──────── Exercise inputs

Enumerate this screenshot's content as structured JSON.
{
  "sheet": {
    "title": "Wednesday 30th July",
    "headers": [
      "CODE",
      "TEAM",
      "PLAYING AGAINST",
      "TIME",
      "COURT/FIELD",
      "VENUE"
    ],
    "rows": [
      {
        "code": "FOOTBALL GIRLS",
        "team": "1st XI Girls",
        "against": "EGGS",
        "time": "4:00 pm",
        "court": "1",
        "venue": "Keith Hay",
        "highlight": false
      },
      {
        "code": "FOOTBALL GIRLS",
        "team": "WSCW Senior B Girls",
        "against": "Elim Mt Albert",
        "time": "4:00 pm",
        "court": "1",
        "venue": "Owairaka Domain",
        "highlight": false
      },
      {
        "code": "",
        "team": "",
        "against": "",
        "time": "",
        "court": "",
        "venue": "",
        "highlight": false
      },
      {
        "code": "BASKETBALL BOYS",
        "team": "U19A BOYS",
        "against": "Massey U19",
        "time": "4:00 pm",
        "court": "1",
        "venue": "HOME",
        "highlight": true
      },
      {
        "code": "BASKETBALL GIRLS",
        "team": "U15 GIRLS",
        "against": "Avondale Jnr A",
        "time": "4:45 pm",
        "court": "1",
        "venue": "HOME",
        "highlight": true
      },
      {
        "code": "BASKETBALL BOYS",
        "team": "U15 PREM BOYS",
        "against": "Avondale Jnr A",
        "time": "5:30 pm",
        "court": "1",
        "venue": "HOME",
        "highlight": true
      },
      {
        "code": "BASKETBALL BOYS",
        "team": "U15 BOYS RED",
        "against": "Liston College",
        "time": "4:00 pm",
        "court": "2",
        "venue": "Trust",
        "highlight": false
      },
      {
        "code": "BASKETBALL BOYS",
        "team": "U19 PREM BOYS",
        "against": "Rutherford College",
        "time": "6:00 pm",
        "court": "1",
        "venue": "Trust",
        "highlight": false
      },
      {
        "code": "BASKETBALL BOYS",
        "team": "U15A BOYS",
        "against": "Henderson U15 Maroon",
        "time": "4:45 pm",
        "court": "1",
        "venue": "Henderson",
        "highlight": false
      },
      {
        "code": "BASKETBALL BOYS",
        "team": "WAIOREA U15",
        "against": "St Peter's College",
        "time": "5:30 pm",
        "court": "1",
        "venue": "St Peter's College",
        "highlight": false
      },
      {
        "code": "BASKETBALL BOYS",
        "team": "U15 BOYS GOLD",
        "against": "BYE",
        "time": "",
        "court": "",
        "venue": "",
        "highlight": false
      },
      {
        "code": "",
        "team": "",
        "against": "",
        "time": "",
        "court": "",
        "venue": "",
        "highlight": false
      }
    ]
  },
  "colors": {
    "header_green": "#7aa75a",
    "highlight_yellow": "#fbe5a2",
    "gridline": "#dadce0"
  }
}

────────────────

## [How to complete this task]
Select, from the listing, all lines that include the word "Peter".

## [Response area]
        "against": "St Peter's College",
        "venue": "St Peter's College",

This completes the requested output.